Nvidia isn't just making waves with its raytracing hardware, it's making a splash in the supercomputing space as well. The company's Tesla V100 GPUs now power the world's two fastest supercomputers as ranked on the Top500 list, with both spots occupied by the United States.
The US had already claimed the top spot previously with the US Department of Energy's Summit at Oak Ridge National Laboratory. It's even faster now, offering 143.5 petaflops of performance in Linpack.
As with Summit, the DoE's Sierra Supercomputer at Lawrence Livermore National Lab added more than 20 petaflops to its Linpack total, bringing it up to 94.6 petaflops. That was enough to move up from third place and steal the number two spot from China, though China still has more systems in the Top500 list overall (227 to the US's 109).
And if that's not enough, Nvidia's own SaturnV isn't even submitted to the Top500 list, but based on core specs it should place in the top five. And that's assuming Nvidia hasn't added nodes to the supercomputer. Our GPU editor Jarred at least thinks there's a real chance Nvidia might stealthily own the top spot with its in-house project.
Nvidia founder and CEO Jensen Huang used the achievement to once again declare the death of Moore's Law, which is a not-so-veiled shot at Intel.
"This is a breakout year for Nvidia in the world of supercomputing," Huang said. "With the end of Moore’s law, a new HPC market has emerged, fueled by new AI and machine learning workloads. These rely as never before on our high-performance, highly efficient GPU platform to provide the power required to address the most challenging problems in science and society."

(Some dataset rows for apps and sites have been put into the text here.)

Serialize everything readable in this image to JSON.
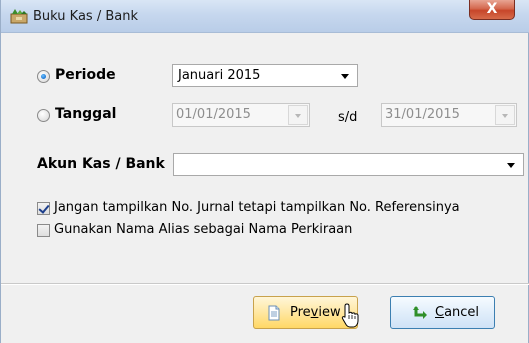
{
  "window": {
    "title": "Buku Kas / Bank",
    "close_glyph": "X"
  },
  "periode": {
    "label": "Periode",
    "selected": true,
    "value": "Januari 2015"
  },
  "tanggal": {
    "label": "Tanggal",
    "selected": false,
    "from": "01/01/2015",
    "separator": "s/d",
    "to": "31/01/2015"
  },
  "akun": {
    "label": "Akun Kas / Bank",
    "value": ""
  },
  "options": [
    {
      "label": "Jangan tampilkan No. Jurnal tetapi tampilkan No. Referensinya",
      "checked": true
    },
    {
      "label": "Gunakan Nama Alias sebagai Nama Perkiraan",
      "checked": false
    }
  ],
  "buttons": {
    "preview": {
      "label_pre": "Pre",
      "label_mnemonic": "v",
      "label_post": "iew",
      "icon": "document-icon"
    },
    "cancel": {
      "label_mnemonic": "C",
      "label_post": "ancel",
      "icon": "undo-arrow-icon"
    }
  },
  "colors": {
    "titlebar": "#c6d7ee",
    "close": "#c7462a",
    "radio_selected": "#1a74d1",
    "preview_btn": "#ffe7a2",
    "cancel_btn": "#e1eefb"
  }
}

Nvidia has reason to be excited about the direction supercomputers have gone. In the past year, it has seen a 48 percent increase in the number of supercomputers using its GPU accelerators—it now powers 127 of the top 500 systems. And if narrowing the list to the "greenest" supercomputers, Nvidia's GPUs are found in 22 of the top 25 systems in the Green500 list.

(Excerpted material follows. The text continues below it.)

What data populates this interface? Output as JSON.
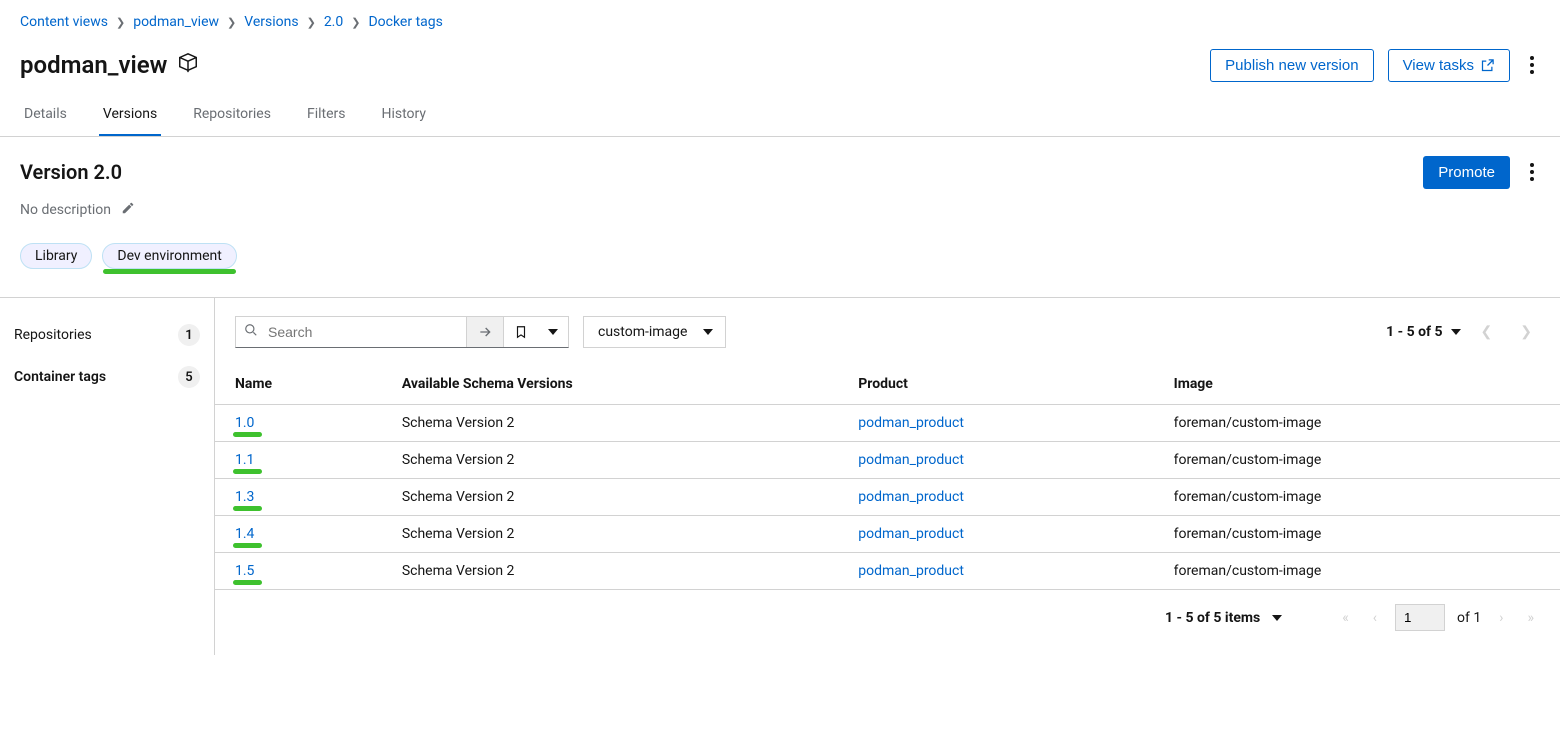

"At least some of the company’s momentum can be attributed to the fact the V100 can accelerate both traditional 64-bit HPC simulations, as well as machine learning/deep learning (ML/DL) algorithms—the latter using the lower precision capabilities of the GPU’s Tensor Cores. While this might have seemed like an odd pairing a year or two ago, it turns out more and more HPC users are inserting ML/DL into their workflows. Once again, Nvidia was ahead of the curve, much to the chagrin of its competition – AMD, Intel, et al," Top500 noted.
This doesn't mean much for gaming, at least not directly. However, it's not without some crossover. Nvidia has been porting its AI and machine learning efforts to the consumer side, with its Turing GPU architecture featuring Tensor Cores as well. We also have to wonder how many Turing GPUs have been shipped to non-gaming sectors, including potentially ML/DL supercomputers. That might explain the somewhat limited availability of RTX 2080 Ti cards at least.